[Start of Attachment]

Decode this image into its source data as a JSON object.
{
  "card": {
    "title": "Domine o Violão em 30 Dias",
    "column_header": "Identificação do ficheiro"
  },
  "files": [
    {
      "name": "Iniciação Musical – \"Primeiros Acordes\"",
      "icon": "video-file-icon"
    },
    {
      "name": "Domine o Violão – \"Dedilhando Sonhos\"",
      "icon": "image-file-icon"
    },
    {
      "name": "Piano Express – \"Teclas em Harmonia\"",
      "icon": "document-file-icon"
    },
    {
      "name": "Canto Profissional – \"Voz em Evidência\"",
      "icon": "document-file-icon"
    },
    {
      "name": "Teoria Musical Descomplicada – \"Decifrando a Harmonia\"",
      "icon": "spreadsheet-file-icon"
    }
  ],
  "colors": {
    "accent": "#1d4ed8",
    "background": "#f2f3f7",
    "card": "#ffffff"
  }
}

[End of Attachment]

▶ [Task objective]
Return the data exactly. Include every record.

▶ [Written solution]
Decode this image into its source data as a JSON object.
{
  "card": {
    "title": "Domine o Violão em 30 Dias",
    "column_header": "Identificação do ficheiro"
  },
  "files": [
    {
      "name": "Iniciação Musical – \"Primeiros Acordes\"",
      "icon": "video-file-icon"
    },
    {
      "name": "Domine o Violão – \"Dedilhando Sonhos\"",
      "icon": "image-file-icon"
    },
    {
      "name": "Piano Express – \"Teclas em Harmonia\"",
      "icon": "document-file-icon"
    },
    {
      "name": "Canto Profissional – \"Voz em Evidência\"",
      "icon": "document-file-icon"
    },
    {
      "name": "Teoria Musical Descomplicada – \"Decifrando a Harmonia\"",
      "icon": "spreadsheet-file-icon"
    }
  ],
  "colors": {
    "accent": "#1d4ed8",
    "background": "#f2f3f7",
    "card": "#ffffff"
  }
}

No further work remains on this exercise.